wine map

Wine Regions

  1. Amynteo
  2. Anhialos
  3. Arhanes
  4. Cotes de Meliton
  5. Daphnes
  6. Goumenissa
  7. Limnos
  8. Mantinia
  9. Messenikola
  10. Naoussa
  1. Nemea
  2. Paros
  3. Patras
  4. Peza
  5. Rapsani
  6. Cephalonia
  7. Rhodes
  8. Santorini
  9. Sitia
  10. Zitsa

: Red

Xinomavro,

one of the top two red varieties, it dominates northern Greece. It is the predominant grape variety in Macedonia, centered around the town of Naoussa. The grape matures in late September and early October and the name refers to its high acidity and color. It is versatile and is responsible for a wide variety of styles and will age from five to twelve years and it reveals a bouquet reminiscent to great Burgundy reds. This variety has great aging potential with a palate reminiscent of tomatoes and olives, and a rich tannic character. To reach its full potential it needs cask and bottle ageing and thus vintages here are important. It is often compared to Nebbiolo.

Mandelaria,

a grape found in the Aegean, and cultivated in Crete, Rhodes and the Cyclades. It is also called Amorghiano, Mandelari, and Kountoura Mavri. It is semi aromatic, astringent and rich in tannins. Its color is so dark that it is sometimes considered as a coloring agent and it is frequently blended with other grapes to soften the mouth feel.

 

 

 


 

Mavrodaphne,

Peloponnese and the Ionian Islands. It is blended with the Black Corinth currant grape to produce a prized fortified dessert wine made in the Solera style.

 

 

 

 

 

 


 

Agiorgitiko,

(St. George’s grape) is one of the top two red varieties. It is native to Nemea and grows mainly in the Peloponnese, producing a soft, fruity red in many styles. Its sensory attributes are similar to Beaujolais Nouveau but, unlike its French counterpart, it ages well for about 5 years.

Mavroudi,

meaning "blackish" is the nickname of Agiorgitiko, but there is a varietal named Mavroudi. The clones, Mavroudi Kalavriton, Mavroudi Syriano, Mavroudi Arachovas, and Mavroudi Bulgariko are so named after the regions in which they grow and they mature in late September.
 

Limnio or Kalambaki,

is an important red grape variety that is indigenous to the Aegean island of Limnos and has been used in red wine production for more than 2000 years. Limnio is full-bodied, high in alcohol and very herbaceous, with a distinctive taste of bay leaves.
 

Kotsifali,

is a variety mainly grown on Crete. It is blended with Mandilaria or Syrah to enhance its color.

: White

Assyrtiko,

is a multi-purpose variety which maintains its acidity as it ripens. It is similar in character to Riesling, and is mostly island-based, being a native variety of the island of Santorini, whose old vines have been resistant to phylloxera.

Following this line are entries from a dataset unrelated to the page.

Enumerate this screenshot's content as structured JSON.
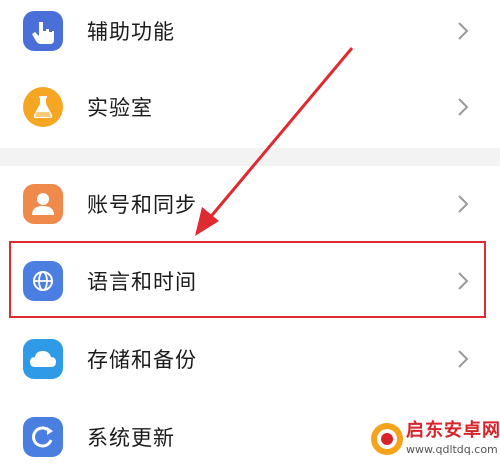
{
  "settings": {
    "items": [
      {
        "label": "辅助功能",
        "icon": "hand-icon",
        "color": "#4b6fd9"
      },
      {
        "label": "实验室",
        "icon": "flask-icon",
        "color": "#f5a623"
      },
      {
        "label": "账号和同步",
        "icon": "person-icon",
        "color": "#f08a4b"
      },
      {
        "label": "语言和时间",
        "icon": "globe-icon",
        "color": "#4a7ee0"
      },
      {
        "label": "存储和备份",
        "icon": "cloud-icon",
        "color": "#2f9be8"
      },
      {
        "label": "系统更新",
        "icon": "refresh-icon",
        "color": "#4a7ee0"
      }
    ]
  },
  "annotation": {
    "highlight_color": "#e02a31"
  },
  "watermark": {
    "title": "启东安卓网",
    "url": "www.qdltdq.com",
    "color": "#d9232a"
  }
}
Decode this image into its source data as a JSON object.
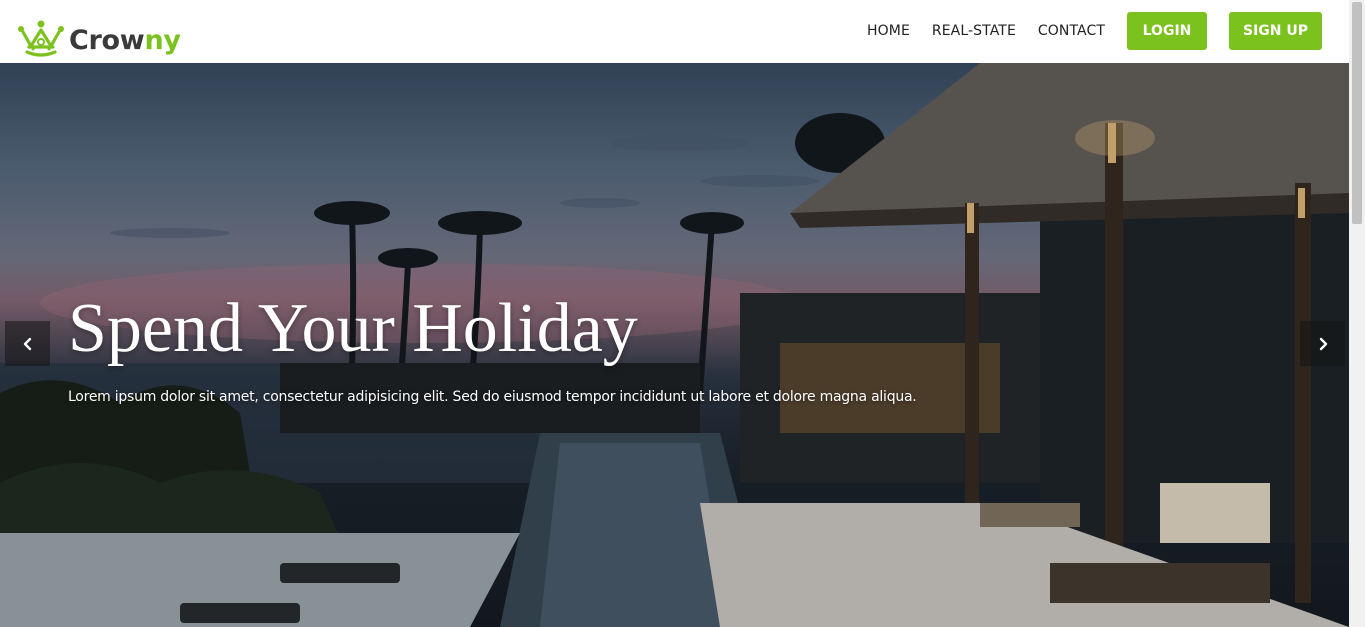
{
  "brand": {
    "name_part1": "Crow",
    "name_part2": "ny",
    "logo_icon": "crown-icon",
    "colors": {
      "primary": "#7cc21e",
      "dark": "#3a3a3a"
    }
  },
  "nav": {
    "items": [
      {
        "label": "HOME"
      },
      {
        "label": "REAL-STATE"
      },
      {
        "label": "CONTACT"
      }
    ],
    "login_label": "LOGIN",
    "signup_label": "SIGN UP"
  },
  "hero": {
    "title": "Spend Your Holiday",
    "subtitle": "Lorem ipsum dolor sit amet, consectetur adipisicing elit. Sed do eiusmod tempor incididunt ut labore et dolore magna aliqua.",
    "prev_icon": "chevron-left-icon",
    "next_icon": "chevron-right-icon"
  }
}
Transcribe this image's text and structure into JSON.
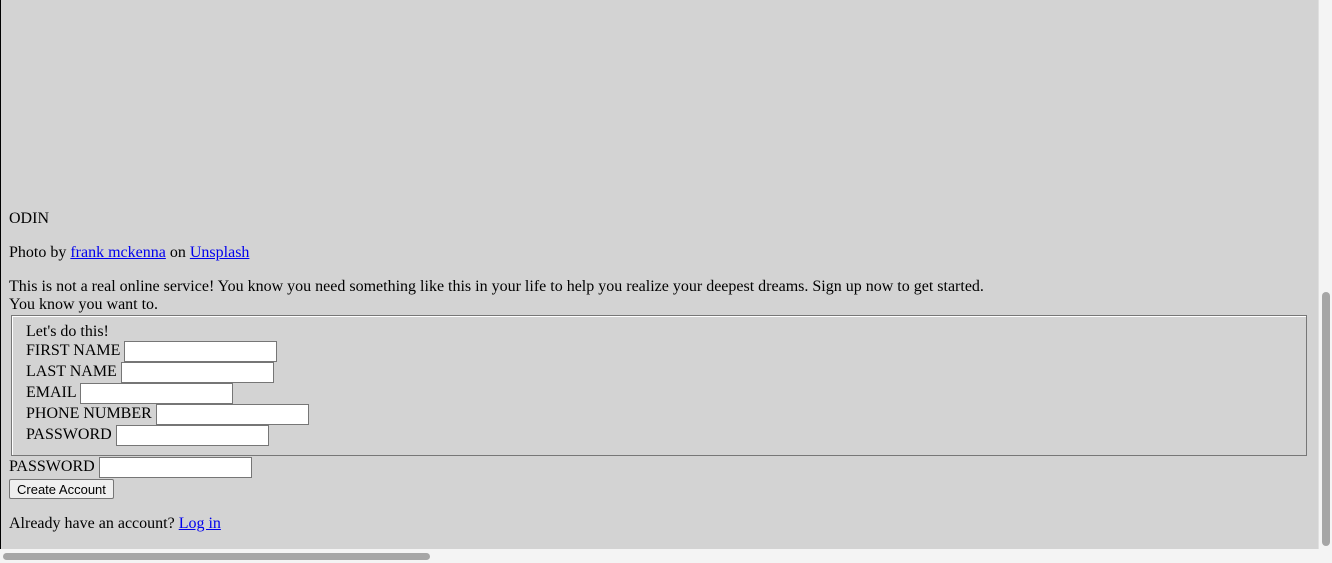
{
  "branding": {
    "logo_text": "ODIN"
  },
  "credit": {
    "prefix": "Photo by",
    "author_link": "frank mckenna",
    "middle": "on",
    "site_link": "Unsplash"
  },
  "intro": {
    "line1": "This is not a real online service! You know you need something like this in your life to help you realize your deepest dreams. Sign up now to get started.",
    "line2": "You know you want to."
  },
  "form": {
    "legend": "Let's do this!",
    "fields": [
      {
        "label": "FIRST NAME",
        "value": ""
      },
      {
        "label": "LAST NAME",
        "value": ""
      },
      {
        "label": "EMAIL",
        "value": ""
      },
      {
        "label": "PHONE NUMBER",
        "value": ""
      },
      {
        "label": "PASSWORD",
        "value": ""
      }
    ],
    "confirm_password_label": "PASSWORD",
    "submit_label": "Create Account"
  },
  "login": {
    "prompt": "Already have an account?",
    "link": "Log in"
  },
  "colors": {
    "page_background": "#d3d3d3",
    "link": "#0000ee"
  }
}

Moschofilero,

is a Blanc de Gris variety from the AOC region of Mantinia, in Arcadia in the Peloponnese. Its wines offer a crisp and floral character in both still and sparkling styles.
 
 

Malagousia,

is a grape growing mainly in Macedonia, with a special aroma leading to elegant full bodied wines, with medium-plus acidity and exciting perfumed aromas.

 

Muscat,

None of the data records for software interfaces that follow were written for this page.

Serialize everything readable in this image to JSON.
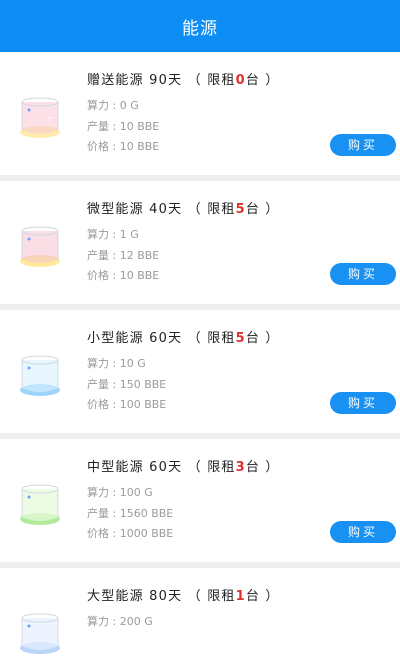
{
  "header": {
    "title": "能源"
  },
  "colors": {
    "primary": "#0e8df5",
    "limit_highlight": "#e0302c"
  },
  "products": [
    {
      "icon": "energy-jar-icon",
      "name": "赠送能源",
      "days": "90天",
      "limit_open": "（ 限租",
      "limit_count": "0",
      "limit_close": "台 ）",
      "hashrate": "算力 : 0 G",
      "output": "产量 : 10 BBE",
      "price": "价格 : 10 BBE",
      "buy_label": "购买",
      "liquid_color": "#f7c8d4",
      "base_color": "#ffe48a"
    },
    {
      "icon": "energy-jar-icon",
      "name": "微型能源",
      "days": "40天",
      "limit_open": "（ 限租",
      "limit_count": "5",
      "limit_close": "台 ）",
      "hashrate": "算力 : 1 G",
      "output": "产量 : 12 BBE",
      "price": "价格 : 10 BBE",
      "buy_label": "购买",
      "liquid_color": "#f5c2cf",
      "base_color": "#ffe27a"
    },
    {
      "icon": "energy-jar-icon",
      "name": "小型能源",
      "days": "60天",
      "limit_open": "（ 限租",
      "limit_count": "5",
      "limit_close": "台 ）",
      "hashrate": "算力 : 10 G",
      "output": "产量 : 150 BBE",
      "price": "价格 : 100 BBE",
      "buy_label": "购买",
      "liquid_color": "#d8f2ff",
      "base_color": "#7cc5f7"
    },
    {
      "icon": "energy-jar-icon",
      "name": "中型能源",
      "days": "60天",
      "limit_open": "（ 限租",
      "limit_count": "3",
      "limit_close": "台 ）",
      "hashrate": "算力 : 100 G",
      "output": "产量 : 1560 BBE",
      "price": "价格 : 1000 BBE",
      "buy_label": "购买",
      "liquid_color": "#e6f9da",
      "base_color": "#9be37a"
    },
    {
      "icon": "energy-jar-icon",
      "name": "大型能源",
      "days": "80天",
      "limit_open": "（ 限租",
      "limit_count": "1",
      "limit_close": "台 ）",
      "hashrate": "算力 : 200 G",
      "output": "",
      "price": "",
      "buy_label": "",
      "liquid_color": "#e6f0ff",
      "base_color": "#8fb8f5"
    }
  ]
}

is grown in Patras, and the islands of Cephalonia and Samos. There exist numerous clones of this pungent aromatic species, the best being aspro (white) or Samos. They cover the full spectrum from bone dry to sweet sundried dessert wines, in both natural and fortified versions. Of all of these the old vines and low yields make the Muscat’s from Samos the leader.

Roditis,

(the “pink” or “rose” grape) is a grape that is very popular in Attica, Macedonia, Thessaly, and the Peloponnese. This variety produces elegant, light white wines with citrus flavors.
 

 

 

Athiri,

is a lower acid variety and one of the most ancient. Originally from Santorini, it is now planted in Macedonia, Attica, and Rhodes.

 

 

 

Robola,

is mostly grown in the mountainous vineyards of the Ionian Island of Cephalonia. It has a smoky mineral and lemony character, excellently complementing seafood.

 

 

Savatiano,

(the “Saturday” grape) is the predominant white grape in the region of Attica, where it displays excellent heat resistance and shows a distinct floral and fruity aroma when cold fermentation is practiced. When fermented without cooling, it makes retsina or rustic unresinated wines that complement Mediterranean dishes well.